A week ago, I saw a panel discussion on “Religious Radicalism After the Arab Uprisings.” Of the panelists, Dr. Jon Alterman, currently at the Center for Strategic & International Studies, offered the most interesting comments. I’ve share his remarks below.
According to Alterman, the prevalence and persistence of radicals in many Middle Eastern countries is the direct result of government policy. In the wake of the Arab Spring uprisings, many Middle Eastern governments have adopted the strategy of polarizing their own societies. To achieve that end, these governments find it helpful and even necessary to preserve “a nugget of radicalism.” This nugget of radicalism, while not a major threat to the government, allows the government to oppose it and rallies the majority of citizens behind the government. It also crucially helps maintain Western, and especially American, support for the government.
Alterman also said that it might have made sense to assume that radicalism would decline and ultimately vanish as societies became more open. However, regional governments have taken the opposite mode of thinking. According to Alterman, there is a prevalent strand of thought that if radicals are allowed into political life, they will poison the entire system, so radicals must be kept out, even if doing so results in further radicalization at the margins.

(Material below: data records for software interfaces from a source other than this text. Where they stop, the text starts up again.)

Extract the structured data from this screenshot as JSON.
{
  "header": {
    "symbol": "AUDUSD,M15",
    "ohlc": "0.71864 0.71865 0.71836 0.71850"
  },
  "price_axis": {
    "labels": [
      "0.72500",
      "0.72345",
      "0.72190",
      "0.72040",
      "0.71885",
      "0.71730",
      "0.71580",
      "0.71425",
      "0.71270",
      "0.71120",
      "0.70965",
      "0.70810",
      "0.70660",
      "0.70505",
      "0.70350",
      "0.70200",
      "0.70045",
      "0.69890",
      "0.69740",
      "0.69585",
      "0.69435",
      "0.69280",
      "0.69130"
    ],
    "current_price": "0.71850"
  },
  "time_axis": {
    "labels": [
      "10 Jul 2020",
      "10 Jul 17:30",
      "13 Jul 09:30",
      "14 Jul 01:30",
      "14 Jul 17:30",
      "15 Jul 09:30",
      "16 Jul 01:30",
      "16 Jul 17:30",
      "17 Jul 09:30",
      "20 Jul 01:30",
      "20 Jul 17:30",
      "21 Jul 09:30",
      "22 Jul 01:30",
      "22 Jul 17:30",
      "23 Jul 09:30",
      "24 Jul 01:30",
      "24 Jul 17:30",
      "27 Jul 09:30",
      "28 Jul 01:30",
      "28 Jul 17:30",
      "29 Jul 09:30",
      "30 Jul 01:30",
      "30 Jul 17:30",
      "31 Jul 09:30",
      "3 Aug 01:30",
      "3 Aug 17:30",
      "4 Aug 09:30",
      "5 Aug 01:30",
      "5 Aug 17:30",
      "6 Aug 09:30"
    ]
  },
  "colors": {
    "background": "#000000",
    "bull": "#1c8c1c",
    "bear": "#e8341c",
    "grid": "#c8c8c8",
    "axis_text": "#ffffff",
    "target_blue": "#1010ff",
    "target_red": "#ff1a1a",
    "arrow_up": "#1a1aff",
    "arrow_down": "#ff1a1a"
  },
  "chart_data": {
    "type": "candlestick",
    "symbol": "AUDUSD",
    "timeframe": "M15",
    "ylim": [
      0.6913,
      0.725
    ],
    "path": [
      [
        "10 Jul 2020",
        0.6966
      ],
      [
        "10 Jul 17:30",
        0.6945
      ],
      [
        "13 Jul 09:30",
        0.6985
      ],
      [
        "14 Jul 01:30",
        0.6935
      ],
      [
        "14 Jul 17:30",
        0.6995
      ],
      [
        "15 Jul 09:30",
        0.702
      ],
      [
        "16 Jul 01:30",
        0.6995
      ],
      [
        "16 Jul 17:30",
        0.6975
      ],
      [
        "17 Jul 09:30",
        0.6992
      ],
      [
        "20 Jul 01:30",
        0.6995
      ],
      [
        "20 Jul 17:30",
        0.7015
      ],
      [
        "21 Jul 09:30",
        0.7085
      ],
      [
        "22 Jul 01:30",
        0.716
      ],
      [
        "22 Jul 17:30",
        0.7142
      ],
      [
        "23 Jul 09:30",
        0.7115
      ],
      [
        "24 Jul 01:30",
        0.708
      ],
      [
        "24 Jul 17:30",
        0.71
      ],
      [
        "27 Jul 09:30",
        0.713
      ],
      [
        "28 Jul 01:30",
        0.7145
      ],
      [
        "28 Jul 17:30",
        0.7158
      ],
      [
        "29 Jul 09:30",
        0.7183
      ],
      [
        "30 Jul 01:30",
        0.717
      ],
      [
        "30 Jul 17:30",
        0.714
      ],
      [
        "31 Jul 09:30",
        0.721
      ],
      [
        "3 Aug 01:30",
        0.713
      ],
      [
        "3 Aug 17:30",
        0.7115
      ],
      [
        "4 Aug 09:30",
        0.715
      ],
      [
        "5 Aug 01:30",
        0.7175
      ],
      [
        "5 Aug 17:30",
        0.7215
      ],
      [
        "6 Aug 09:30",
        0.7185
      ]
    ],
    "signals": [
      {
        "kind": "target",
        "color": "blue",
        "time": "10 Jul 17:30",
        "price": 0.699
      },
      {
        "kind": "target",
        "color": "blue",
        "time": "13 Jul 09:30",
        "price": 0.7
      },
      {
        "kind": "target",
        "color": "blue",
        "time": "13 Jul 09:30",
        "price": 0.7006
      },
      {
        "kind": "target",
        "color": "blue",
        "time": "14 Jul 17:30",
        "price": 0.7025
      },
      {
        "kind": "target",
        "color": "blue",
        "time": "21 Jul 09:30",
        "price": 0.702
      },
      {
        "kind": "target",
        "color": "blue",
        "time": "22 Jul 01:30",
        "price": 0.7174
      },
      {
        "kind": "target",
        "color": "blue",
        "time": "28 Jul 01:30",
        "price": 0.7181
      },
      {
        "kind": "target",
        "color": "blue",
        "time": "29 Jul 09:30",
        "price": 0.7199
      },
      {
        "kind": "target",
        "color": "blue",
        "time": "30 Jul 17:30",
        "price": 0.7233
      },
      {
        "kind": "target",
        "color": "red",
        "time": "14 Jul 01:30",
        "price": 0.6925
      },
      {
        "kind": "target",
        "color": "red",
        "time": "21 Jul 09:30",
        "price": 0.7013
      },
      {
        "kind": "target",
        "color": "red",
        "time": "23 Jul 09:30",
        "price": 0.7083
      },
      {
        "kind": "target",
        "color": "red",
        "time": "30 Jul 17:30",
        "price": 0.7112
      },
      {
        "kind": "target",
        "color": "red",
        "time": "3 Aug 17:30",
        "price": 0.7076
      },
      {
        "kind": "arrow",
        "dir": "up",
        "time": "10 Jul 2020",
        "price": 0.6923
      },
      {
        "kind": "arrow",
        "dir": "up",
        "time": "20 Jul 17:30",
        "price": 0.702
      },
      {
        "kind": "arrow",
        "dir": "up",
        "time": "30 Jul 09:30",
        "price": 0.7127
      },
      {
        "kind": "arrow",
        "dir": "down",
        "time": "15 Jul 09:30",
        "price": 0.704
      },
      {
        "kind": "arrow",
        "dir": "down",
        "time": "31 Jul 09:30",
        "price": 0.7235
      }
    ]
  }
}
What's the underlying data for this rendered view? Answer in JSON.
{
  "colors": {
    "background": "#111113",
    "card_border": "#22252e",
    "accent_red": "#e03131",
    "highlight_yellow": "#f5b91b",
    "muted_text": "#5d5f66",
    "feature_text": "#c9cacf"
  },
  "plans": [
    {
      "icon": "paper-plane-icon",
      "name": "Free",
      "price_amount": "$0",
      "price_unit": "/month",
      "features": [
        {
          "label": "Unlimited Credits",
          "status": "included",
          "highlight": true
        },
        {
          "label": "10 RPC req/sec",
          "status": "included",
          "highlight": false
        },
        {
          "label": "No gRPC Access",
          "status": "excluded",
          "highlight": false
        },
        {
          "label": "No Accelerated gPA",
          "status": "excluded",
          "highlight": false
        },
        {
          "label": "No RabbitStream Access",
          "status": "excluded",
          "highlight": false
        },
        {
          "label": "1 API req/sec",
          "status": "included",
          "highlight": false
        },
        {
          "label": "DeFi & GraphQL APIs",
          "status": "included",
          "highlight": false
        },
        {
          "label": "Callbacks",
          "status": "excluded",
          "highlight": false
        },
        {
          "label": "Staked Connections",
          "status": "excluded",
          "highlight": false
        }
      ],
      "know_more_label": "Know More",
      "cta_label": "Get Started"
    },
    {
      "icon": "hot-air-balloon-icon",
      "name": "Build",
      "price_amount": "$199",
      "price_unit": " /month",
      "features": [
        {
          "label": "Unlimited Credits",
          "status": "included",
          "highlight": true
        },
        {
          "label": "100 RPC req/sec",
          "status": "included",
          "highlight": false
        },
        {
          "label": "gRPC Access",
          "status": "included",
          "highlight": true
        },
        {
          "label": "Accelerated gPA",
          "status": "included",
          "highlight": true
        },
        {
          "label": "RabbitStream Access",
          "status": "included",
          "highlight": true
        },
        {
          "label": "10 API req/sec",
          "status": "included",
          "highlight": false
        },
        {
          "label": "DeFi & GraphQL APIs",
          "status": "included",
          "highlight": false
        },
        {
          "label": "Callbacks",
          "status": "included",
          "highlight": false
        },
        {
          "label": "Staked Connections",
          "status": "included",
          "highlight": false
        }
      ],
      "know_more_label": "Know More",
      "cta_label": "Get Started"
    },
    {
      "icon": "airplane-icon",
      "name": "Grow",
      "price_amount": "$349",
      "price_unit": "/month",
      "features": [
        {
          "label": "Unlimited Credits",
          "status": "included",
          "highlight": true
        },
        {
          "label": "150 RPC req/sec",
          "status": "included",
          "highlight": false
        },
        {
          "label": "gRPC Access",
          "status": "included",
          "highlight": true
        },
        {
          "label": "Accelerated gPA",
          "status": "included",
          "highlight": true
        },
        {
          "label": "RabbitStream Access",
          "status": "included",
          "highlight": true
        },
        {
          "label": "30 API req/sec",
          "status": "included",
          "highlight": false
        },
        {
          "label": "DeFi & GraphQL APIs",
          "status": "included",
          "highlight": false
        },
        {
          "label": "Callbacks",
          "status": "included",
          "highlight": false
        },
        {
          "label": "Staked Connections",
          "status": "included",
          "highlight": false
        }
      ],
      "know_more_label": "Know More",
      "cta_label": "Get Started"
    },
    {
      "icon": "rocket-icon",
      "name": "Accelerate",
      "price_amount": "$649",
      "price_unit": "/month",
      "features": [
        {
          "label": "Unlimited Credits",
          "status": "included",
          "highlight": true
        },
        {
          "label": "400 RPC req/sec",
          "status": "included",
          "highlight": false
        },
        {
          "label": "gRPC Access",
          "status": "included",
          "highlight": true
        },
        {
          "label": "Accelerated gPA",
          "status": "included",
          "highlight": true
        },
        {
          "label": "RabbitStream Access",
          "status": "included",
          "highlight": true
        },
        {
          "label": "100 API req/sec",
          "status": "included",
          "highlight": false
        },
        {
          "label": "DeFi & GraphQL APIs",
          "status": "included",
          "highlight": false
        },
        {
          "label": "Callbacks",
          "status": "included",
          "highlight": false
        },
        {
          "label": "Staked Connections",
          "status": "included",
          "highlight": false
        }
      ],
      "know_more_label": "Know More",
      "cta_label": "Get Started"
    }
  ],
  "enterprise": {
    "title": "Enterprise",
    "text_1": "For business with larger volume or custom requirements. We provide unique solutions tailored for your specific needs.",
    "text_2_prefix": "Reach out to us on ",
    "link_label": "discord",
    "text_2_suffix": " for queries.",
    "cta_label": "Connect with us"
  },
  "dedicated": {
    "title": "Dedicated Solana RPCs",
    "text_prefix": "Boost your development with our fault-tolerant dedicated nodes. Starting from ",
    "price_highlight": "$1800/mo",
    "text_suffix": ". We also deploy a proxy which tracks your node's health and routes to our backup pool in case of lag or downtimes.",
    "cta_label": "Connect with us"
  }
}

Alterman also said that radicals can persist in societies because they aren’t trying to win a majority or gain widespread public support. He cited ISIS as an example: ISIS and other jihadi groups have done an excellent job mobilizing social media not to woo the majority but to galvanize and activate a minority. However, even small minorities of radicals can cause major disruptions both within their societies and internationally
Alterman also pointed out that he could find an analogue in the West for just about every radical group in the Arab world and vice versa. The difference, he said, is in their place within their societies, their goals, and how the rest of society reacts to them.
Instead of a consolidation or convergence among radicals as might have been expected, Alterman explained that we are seeing sustained differentiation between groups, in part because of competition and “entrepreneurship” among radicals to find chinks in the armor of governments or the political order. As one of the other panelists, Haim Malka (also of CSIS), pointed out, the Arab Spring uprisings included a parallel uprising of radicals against al-Qaeda. Al-Qaeda’s leadership was seen as weak and its agenda as too incrementalist. In this light, it is not surprising that ISIS and other religious radical groups no longer look to al-Qaeda and are increasingly willing to go their own way.